--- Given records ---

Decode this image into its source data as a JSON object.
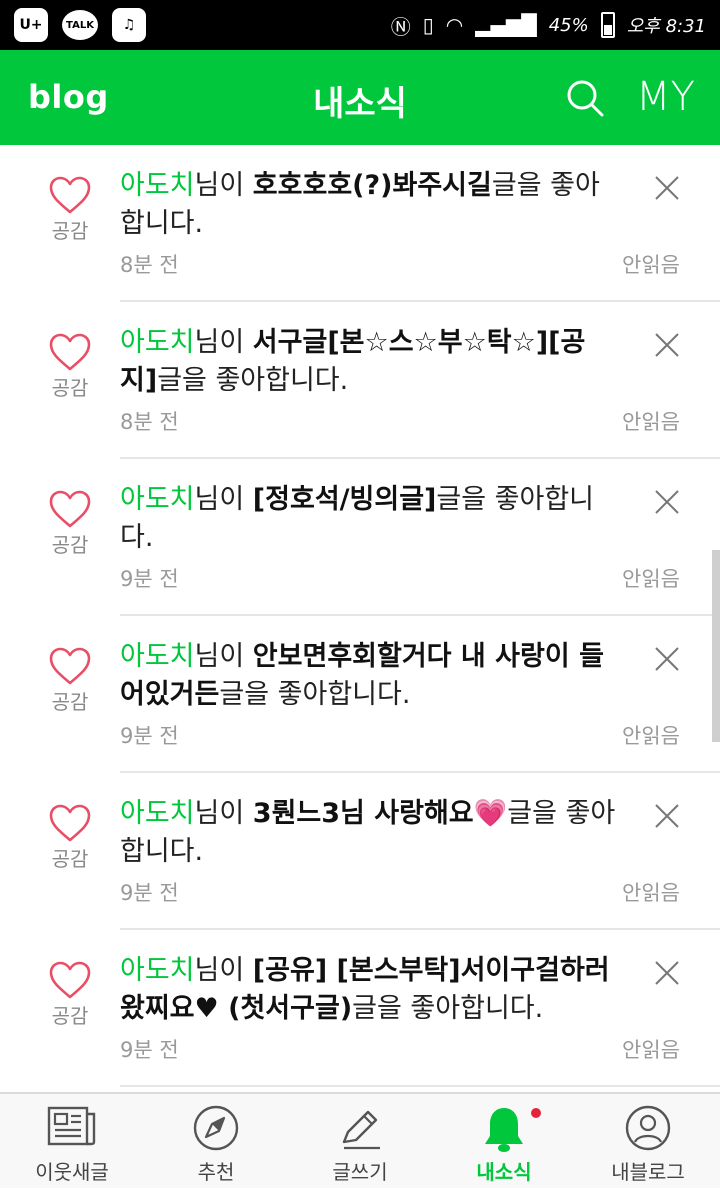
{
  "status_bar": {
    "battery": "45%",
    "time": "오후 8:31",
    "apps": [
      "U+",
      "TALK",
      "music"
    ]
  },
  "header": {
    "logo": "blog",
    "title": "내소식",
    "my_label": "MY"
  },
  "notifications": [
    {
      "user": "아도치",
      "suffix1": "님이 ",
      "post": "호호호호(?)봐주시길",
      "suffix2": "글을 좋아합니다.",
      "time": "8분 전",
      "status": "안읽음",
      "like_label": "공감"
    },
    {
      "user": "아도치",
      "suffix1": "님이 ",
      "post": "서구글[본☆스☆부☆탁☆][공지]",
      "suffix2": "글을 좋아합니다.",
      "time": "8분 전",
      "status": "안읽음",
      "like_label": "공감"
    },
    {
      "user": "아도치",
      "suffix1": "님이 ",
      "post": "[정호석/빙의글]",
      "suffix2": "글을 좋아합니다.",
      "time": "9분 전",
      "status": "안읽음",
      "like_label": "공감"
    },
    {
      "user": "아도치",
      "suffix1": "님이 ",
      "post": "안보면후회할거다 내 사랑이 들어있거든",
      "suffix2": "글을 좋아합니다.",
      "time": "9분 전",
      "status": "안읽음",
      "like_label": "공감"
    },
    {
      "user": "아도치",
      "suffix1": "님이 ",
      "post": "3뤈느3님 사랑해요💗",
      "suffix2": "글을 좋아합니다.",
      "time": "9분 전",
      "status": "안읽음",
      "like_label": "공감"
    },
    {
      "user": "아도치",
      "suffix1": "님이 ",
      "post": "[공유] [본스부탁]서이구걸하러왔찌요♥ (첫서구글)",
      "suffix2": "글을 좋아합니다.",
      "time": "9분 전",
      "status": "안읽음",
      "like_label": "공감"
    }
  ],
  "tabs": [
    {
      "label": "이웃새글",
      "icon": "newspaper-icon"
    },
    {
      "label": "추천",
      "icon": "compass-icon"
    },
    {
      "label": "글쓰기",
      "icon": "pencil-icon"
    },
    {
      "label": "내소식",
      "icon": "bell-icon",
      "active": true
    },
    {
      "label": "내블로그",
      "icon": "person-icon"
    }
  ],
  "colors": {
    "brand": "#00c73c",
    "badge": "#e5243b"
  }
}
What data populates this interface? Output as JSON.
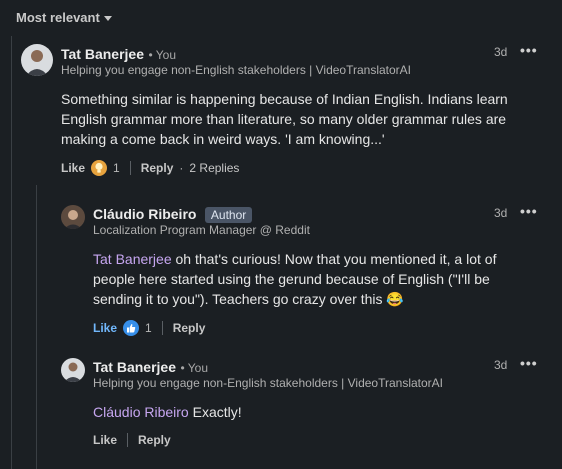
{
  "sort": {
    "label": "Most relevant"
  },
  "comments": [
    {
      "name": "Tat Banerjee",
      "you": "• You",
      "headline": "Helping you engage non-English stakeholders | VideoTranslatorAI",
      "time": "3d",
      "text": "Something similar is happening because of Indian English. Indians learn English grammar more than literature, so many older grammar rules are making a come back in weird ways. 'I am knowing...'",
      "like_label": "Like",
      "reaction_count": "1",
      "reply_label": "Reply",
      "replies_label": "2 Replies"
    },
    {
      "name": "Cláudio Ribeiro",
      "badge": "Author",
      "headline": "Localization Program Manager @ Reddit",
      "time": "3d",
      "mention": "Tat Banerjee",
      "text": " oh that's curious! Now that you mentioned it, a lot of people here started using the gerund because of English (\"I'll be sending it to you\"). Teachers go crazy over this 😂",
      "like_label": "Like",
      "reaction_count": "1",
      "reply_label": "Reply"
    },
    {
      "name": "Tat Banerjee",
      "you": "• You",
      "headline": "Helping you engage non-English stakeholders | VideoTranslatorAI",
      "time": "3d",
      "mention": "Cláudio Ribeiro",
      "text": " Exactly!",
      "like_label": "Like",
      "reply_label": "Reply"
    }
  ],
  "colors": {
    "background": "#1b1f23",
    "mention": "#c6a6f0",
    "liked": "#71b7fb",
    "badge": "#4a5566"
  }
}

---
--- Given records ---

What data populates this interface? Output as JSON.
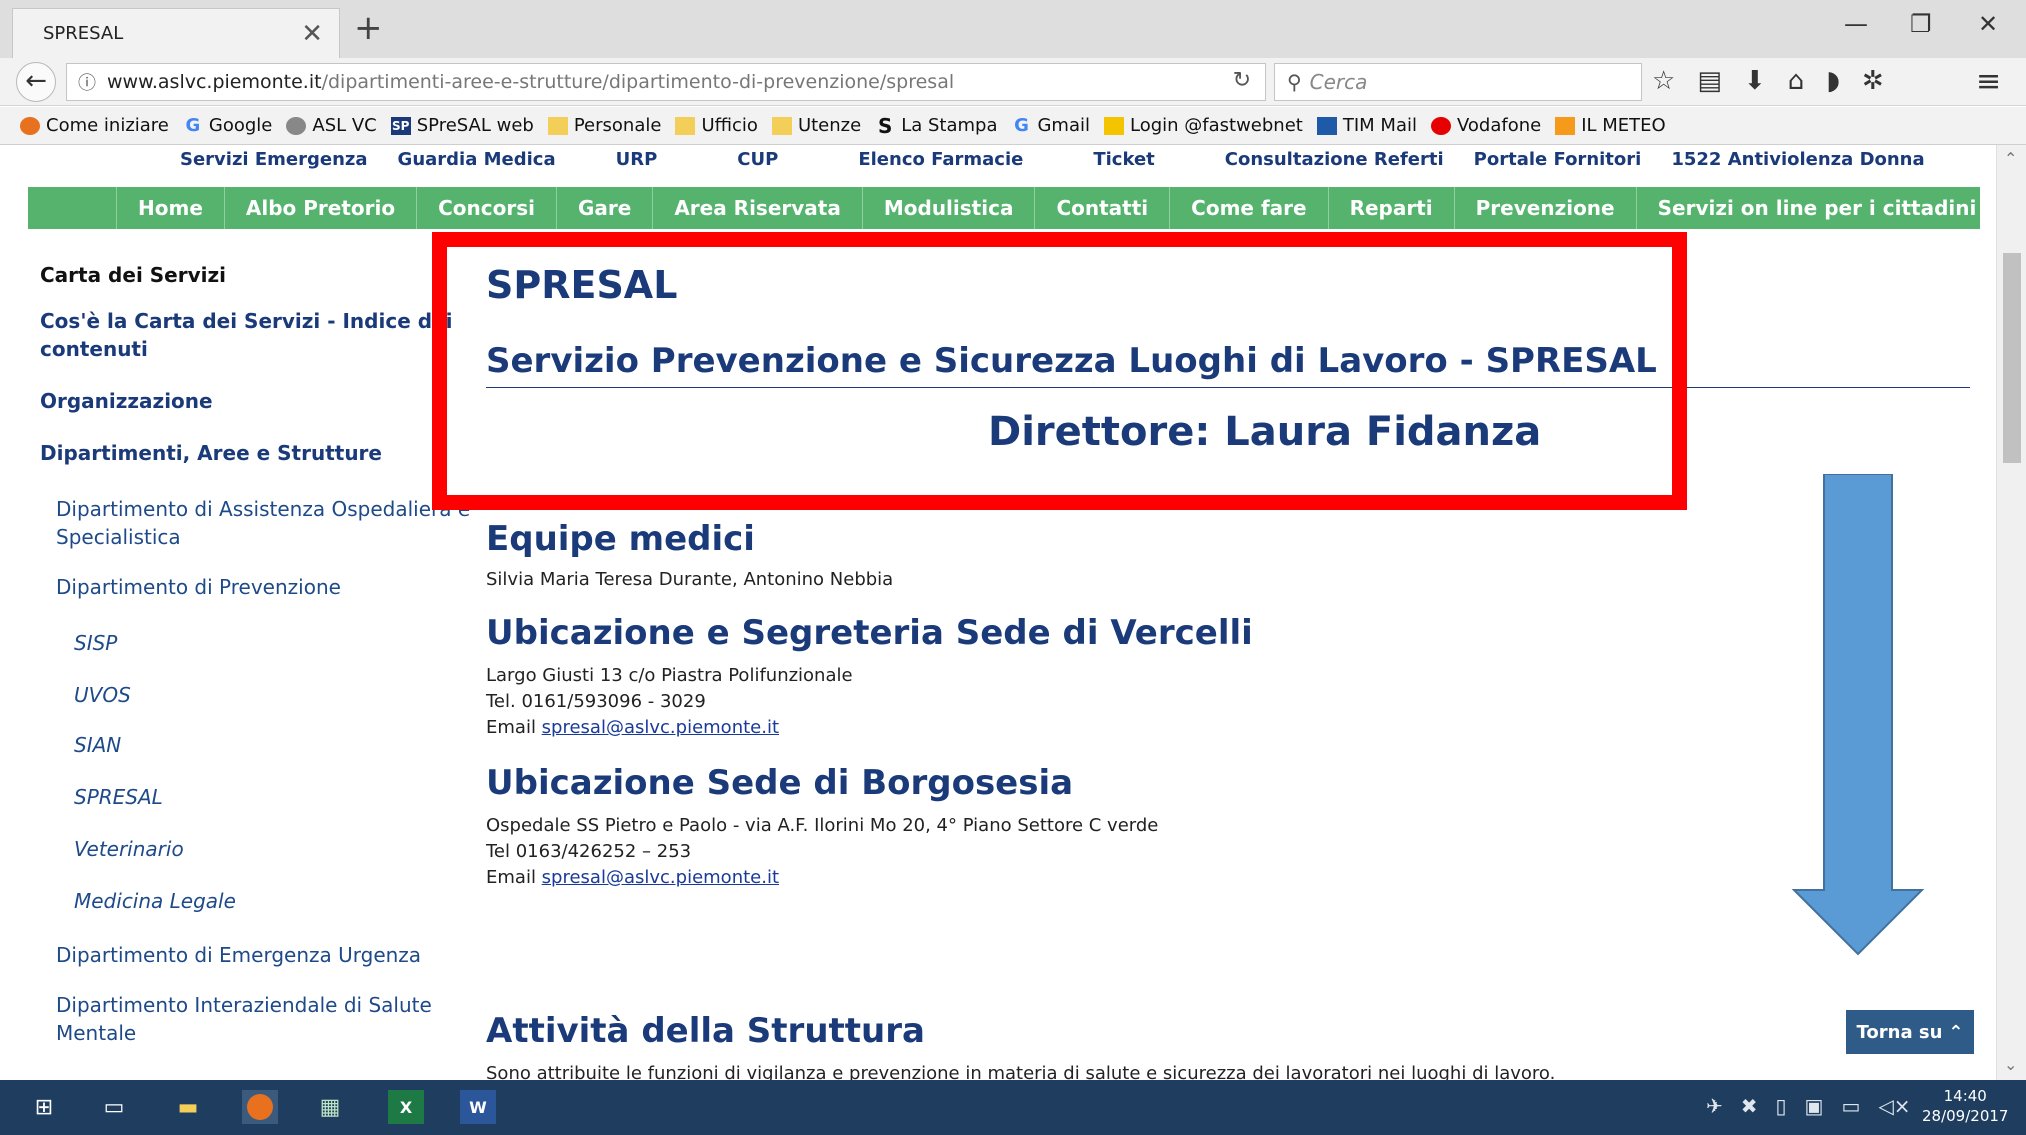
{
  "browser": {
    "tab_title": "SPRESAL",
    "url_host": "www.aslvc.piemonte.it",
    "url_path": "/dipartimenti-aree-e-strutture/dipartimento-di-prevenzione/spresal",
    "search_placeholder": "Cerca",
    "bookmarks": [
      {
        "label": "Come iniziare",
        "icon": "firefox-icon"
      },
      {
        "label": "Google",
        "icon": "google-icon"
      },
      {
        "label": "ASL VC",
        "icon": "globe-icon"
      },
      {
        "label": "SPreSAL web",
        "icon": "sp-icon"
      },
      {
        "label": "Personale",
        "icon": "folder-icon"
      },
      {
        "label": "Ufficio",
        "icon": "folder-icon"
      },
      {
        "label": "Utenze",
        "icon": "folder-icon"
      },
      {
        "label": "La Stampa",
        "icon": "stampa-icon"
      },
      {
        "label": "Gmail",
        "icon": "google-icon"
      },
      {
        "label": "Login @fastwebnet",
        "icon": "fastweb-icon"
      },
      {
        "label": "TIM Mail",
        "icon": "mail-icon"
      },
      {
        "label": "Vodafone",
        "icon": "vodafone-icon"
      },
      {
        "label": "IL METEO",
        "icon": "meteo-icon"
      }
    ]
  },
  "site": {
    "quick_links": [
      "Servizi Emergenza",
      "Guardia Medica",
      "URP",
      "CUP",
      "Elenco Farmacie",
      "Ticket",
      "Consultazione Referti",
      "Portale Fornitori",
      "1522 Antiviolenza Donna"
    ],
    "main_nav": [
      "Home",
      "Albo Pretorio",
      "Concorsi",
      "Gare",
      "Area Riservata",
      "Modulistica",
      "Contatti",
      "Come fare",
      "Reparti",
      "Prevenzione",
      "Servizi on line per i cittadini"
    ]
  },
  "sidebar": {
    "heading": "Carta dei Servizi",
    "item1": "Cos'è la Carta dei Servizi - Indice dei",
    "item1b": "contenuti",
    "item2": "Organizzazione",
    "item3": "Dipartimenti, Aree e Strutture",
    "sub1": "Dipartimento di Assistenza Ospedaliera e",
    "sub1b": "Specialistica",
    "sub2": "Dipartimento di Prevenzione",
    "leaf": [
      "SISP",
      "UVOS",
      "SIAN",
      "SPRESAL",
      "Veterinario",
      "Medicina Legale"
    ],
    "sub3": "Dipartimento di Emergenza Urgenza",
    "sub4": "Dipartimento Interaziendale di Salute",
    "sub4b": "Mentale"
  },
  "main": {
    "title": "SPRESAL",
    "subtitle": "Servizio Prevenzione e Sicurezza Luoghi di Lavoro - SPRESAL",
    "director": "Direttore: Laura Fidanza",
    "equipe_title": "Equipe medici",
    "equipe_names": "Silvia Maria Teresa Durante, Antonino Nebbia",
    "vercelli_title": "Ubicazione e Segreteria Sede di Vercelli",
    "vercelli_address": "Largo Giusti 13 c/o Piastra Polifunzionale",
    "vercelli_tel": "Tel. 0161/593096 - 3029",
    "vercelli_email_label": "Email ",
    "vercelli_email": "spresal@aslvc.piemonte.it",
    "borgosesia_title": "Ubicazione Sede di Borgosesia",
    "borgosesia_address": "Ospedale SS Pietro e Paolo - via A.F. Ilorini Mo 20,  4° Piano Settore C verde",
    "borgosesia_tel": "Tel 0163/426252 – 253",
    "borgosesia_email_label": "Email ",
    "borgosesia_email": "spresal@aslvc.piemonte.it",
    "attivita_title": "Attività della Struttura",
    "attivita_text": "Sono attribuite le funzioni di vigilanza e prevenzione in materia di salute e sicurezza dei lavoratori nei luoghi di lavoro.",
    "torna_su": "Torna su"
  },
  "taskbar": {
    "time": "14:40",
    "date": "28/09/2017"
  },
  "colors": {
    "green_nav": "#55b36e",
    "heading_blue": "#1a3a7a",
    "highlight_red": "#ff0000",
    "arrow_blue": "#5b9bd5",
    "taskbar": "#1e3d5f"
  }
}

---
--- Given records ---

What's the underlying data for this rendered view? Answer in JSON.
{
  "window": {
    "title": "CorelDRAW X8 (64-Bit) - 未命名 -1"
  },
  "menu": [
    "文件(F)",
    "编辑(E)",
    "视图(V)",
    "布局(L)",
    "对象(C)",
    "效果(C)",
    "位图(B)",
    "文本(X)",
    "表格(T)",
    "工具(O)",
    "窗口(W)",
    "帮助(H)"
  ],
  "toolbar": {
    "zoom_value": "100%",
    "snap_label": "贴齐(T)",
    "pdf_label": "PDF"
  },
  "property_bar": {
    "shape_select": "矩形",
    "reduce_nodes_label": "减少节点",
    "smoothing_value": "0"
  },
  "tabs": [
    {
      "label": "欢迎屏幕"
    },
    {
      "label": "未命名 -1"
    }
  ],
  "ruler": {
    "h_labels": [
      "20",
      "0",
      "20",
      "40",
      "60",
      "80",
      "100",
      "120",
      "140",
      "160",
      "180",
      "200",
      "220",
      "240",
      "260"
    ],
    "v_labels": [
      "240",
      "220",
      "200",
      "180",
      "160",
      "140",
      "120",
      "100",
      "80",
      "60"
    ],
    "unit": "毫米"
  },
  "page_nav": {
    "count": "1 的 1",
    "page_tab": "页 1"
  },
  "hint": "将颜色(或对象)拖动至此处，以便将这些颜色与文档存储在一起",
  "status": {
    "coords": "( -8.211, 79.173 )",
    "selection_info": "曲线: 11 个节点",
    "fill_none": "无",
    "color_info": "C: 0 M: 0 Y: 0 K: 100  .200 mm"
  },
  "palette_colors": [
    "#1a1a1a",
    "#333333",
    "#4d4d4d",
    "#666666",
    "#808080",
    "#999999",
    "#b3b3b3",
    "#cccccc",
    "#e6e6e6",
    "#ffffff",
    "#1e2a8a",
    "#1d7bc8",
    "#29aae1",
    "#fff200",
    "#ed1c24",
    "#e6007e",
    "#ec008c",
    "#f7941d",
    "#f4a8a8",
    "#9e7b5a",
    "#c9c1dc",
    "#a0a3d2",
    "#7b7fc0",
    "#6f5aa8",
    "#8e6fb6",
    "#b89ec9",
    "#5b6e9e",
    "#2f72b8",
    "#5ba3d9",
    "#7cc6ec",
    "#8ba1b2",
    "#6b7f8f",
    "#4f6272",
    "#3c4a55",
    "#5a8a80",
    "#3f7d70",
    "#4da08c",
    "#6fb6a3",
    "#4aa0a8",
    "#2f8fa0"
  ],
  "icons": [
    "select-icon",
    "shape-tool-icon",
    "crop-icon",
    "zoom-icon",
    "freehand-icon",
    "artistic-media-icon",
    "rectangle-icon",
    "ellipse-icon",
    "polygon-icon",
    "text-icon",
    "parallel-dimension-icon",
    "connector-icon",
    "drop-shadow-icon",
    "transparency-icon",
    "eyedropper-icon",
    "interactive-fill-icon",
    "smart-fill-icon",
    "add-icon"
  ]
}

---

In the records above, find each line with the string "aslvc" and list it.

    "url_host": "www.aslvc.piemonte.it",
    "vercelli_email": "spresal@aslvc.piemonte.it",
    "borgosesia_email": "spresal@aslvc.piemonte.it",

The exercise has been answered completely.